--- START ---
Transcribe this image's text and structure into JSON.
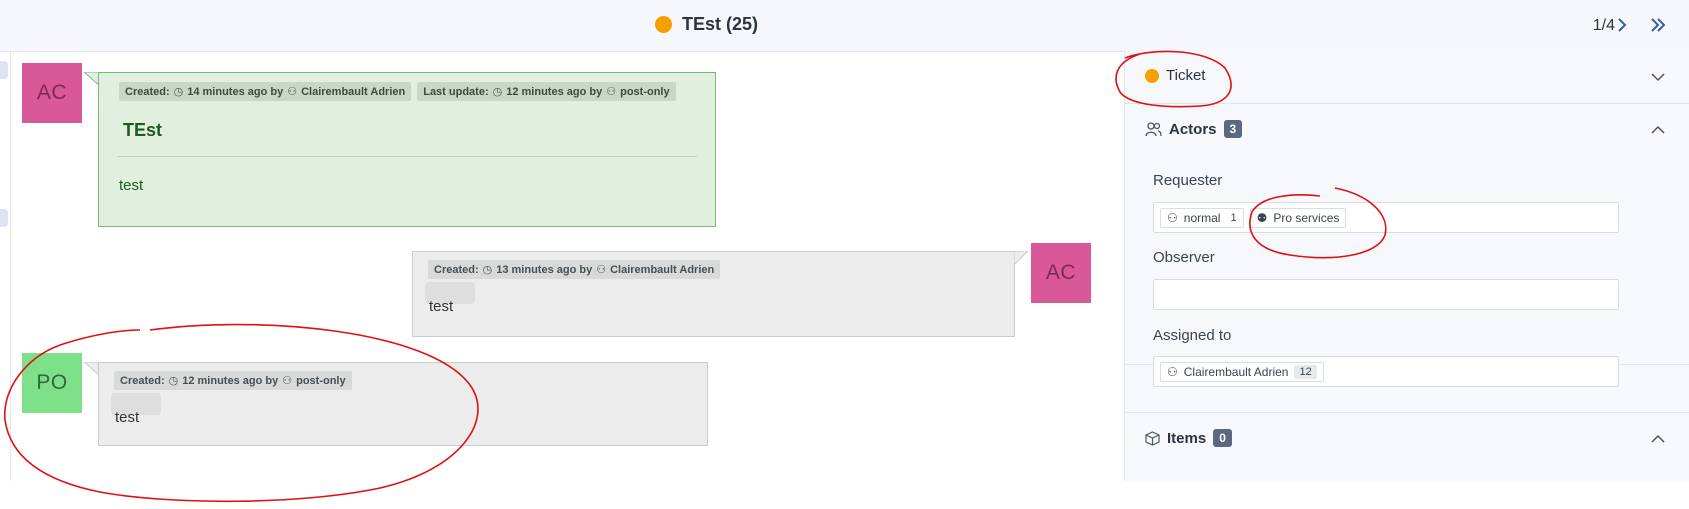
{
  "header": {
    "title": "TEst (25)",
    "status_color": "#f5a000",
    "pager": "1/4",
    "next_icon": "chevron-right-icon",
    "last_icon": "double-chevron-right-icon"
  },
  "timeline": [
    {
      "avatar": "AC",
      "avatar_color": "#d9589a",
      "created_label": "Created:",
      "created_time": "14 minutes ago by",
      "created_user": "Clairembault Adrien",
      "update_label": "Last update:",
      "update_time": "12 minutes ago by",
      "update_user": "post-only",
      "title": "TEst",
      "text": "test"
    },
    {
      "avatar": "AC",
      "avatar_color": "#d9589a",
      "created_label": "Created:",
      "created_time": "13 minutes ago by",
      "created_user": "Clairembault Adrien",
      "text": "test"
    },
    {
      "avatar": "PO",
      "avatar_color": "#7fe08a",
      "created_label": "Created:",
      "created_time": "12 minutes ago by",
      "created_user": "post-only",
      "text": "test"
    }
  ],
  "sidebar": {
    "ticket": {
      "label": "Ticket",
      "status_color": "#f5a000"
    },
    "actors": {
      "label": "Actors",
      "count": "3",
      "requester_label": "Requester",
      "requester_chips": [
        {
          "label": "normal",
          "count": "1",
          "icon": "user-icon"
        },
        {
          "label": "Pro services",
          "icon": "group-icon"
        }
      ],
      "observer_label": "Observer",
      "assigned_label": "Assigned to",
      "assigned_chip": {
        "label": "Clairembault Adrien",
        "count": "12",
        "icon": "user-icon"
      }
    },
    "items": {
      "label": "Items",
      "count": "0"
    }
  },
  "colors": {
    "annotation": "#e01010",
    "followup_bg": "#ececec",
    "ticket_bg": "#e1f0de"
  }
}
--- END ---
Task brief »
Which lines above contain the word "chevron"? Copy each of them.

Result of the task »
    "next_icon": "chevron-right-icon",
    "last_icon": "double-chevron-right-icon"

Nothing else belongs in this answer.